Have a Salary Cap
Restaurants’ second biggest expense is spent on staffing. Sit down and decide on and amount that you're comfortable spending on staffing but still allows you to have a profit margin. Say, you set your salary cap at $10,000, you’ll have to stick to that amount and not exceed it. This forces you to optimise your staff by mixing senior members with junior members. Remember, your restaurant doesn't require you to hire a whole crew of senior staff if you can't afford it. Don't ever cross the line and this can effectively help to contain costs and help to improve your overall profit margin.
Retrieve Control of Restaurant Finance
It is easy to get tied down to admin, allowing food costs to spiral out of control. To regain control of your restaurant finance, you need to be constantly aware of sales data, be able to track prices and really know what is working on a menu and what isn’t. You need to set prices correctly and to see which recipes are performing the best, which need adapting, and which should be dropped.

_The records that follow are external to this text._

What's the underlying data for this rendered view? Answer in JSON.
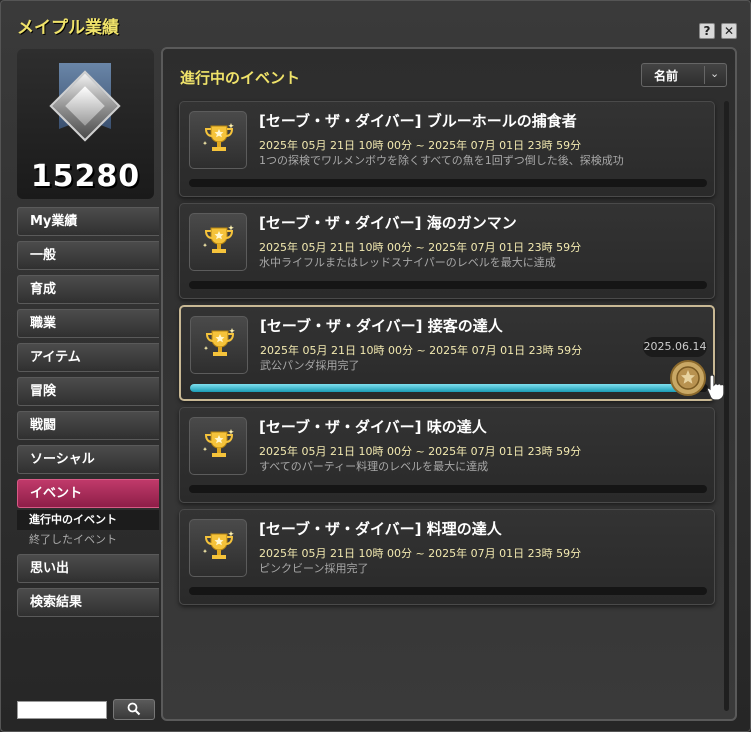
{
  "window": {
    "title": "メイプル業績",
    "help_label": "?",
    "close_label": "✕"
  },
  "profile": {
    "score": "15280",
    "emblem_icon": "diamond-rank-emblem"
  },
  "sidebar": {
    "items": [
      {
        "label": "My業績"
      },
      {
        "label": "一般"
      },
      {
        "label": "育成"
      },
      {
        "label": "職業"
      },
      {
        "label": "アイテム"
      },
      {
        "label": "冒険"
      },
      {
        "label": "戦闘"
      },
      {
        "label": "ソーシャル"
      },
      {
        "label": "イベント",
        "active": true
      },
      {
        "label": "思い出"
      },
      {
        "label": "検索結果"
      }
    ],
    "sub_items": [
      {
        "label": "進行中のイベント",
        "selected": true
      },
      {
        "label": "終了したイベント"
      }
    ]
  },
  "search": {
    "value": "",
    "icon": "search-icon"
  },
  "main": {
    "section_title": "進行中のイベント",
    "sort": {
      "selected": "名前",
      "arrow": "⌄"
    }
  },
  "events": [
    {
      "name": "[セーブ・ザ・ダイバー] ブルーホールの捕食者",
      "period": "2025年 05月 21日 10時 00分 ~ 2025年 07月 01日 23時 59分",
      "description": "1つの探検でワルメンボウを除くすべての魚を1回ずつ倒した後、探検成功",
      "progress": 0,
      "completed": false
    },
    {
      "name": "[セーブ・ザ・ダイバー] 海のガンマン",
      "period": "2025年 05月 21日 10時 00分 ~ 2025年 07月 01日 23時 59分",
      "description": "水中ライフルまたはレッドスナイパーのレベルを最大に達成",
      "progress": 0,
      "completed": false
    },
    {
      "name": "[セーブ・ザ・ダイバー] 接客の達人",
      "period": "2025年 05月 21日 10時 00分 ~ 2025年 07月 01日 23時 59分",
      "description": "武公パンダ採用完了",
      "progress": 1.0,
      "completed": true,
      "completed_date": "2025.06.14"
    },
    {
      "name": "[セーブ・ザ・ダイバー] 味の達人",
      "period": "2025年 05月 21日 10時 00分 ~ 2025年 07月 01日 23時 59分",
      "description": "すべてのパーティー料理のレベルを最大に達成",
      "progress": 0,
      "completed": false
    },
    {
      "name": "[セーブ・ザ・ダイバー] 料理の達人",
      "period": "2025年 05月 21日 10時 00分 ~ 2025年 07月 01日 23時 59分",
      "description": "ピンクビーン採用完了",
      "progress": 0,
      "completed": false
    }
  ],
  "colors": {
    "title_yellow": "#f0e36a",
    "active_menu": "#c03a6a",
    "progress_fill": "#1b9cb5",
    "seal_gold": "#c9a865"
  }
}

Constant fluctuations in food prices mean that even standardized menus need to be regularly reviewed. This also applies to small cafes to restaurant chains alike. Just because you have a fixed menu, it doesn’t mean that you should simply cost once and rely on margins. By having live pricing links to all ingredients purchased, it becomes possible to make small tweaks and adjustments without having to take on massive sweeping changes regarding menu pricing.
Many businesses struggle with maintaining margins and delivering good profits. And, with rising costs, they turn to add $ 0.50-1.00 on every main course or starter. This is definitely not the answer when you are looking to increase customer loyalty and grow. Many customers will just walk away, to a competitor that charges less or doesn’t raise prices on their favourite items.
At FoodRazor, we believe in a more structured and sensible approach to managing costs and price variations. We believe in helping you to work in partnership with your suppliers: agreeing on a rational plan to deal with price increases, finding alternative products/cuts, and negotiating better prices for bulk purchasing.
Instead of having three produce suppliers fight every week for your business, use 1/2/3 vegetable suppliers, but give all of them a decent share of your orders. In return, they may provide you with better, more competitive prices. From their point of view, having to provide and deliver two separate orders of chives isn’t optimising their operations. In this scenario, no one is a winner.
In these difficult and financially challenging times, you need more than just luck and a few spreadsheets to ensure that you are generating significant profits. With our platform, merchants can customize a scalable variance of their product price increase and receive daily price notifications emails. This data is crucial for you to make decisions immediately, whether to continue with a supplier or to switch. Regardless of whether you are a single outlet or have multiple locations, FoodRazor can greatly reduce the costs incurred.
A good reference to increase profits: Profit First by Mike Michalowicz
More tips: Know when and how to exit your F&B business.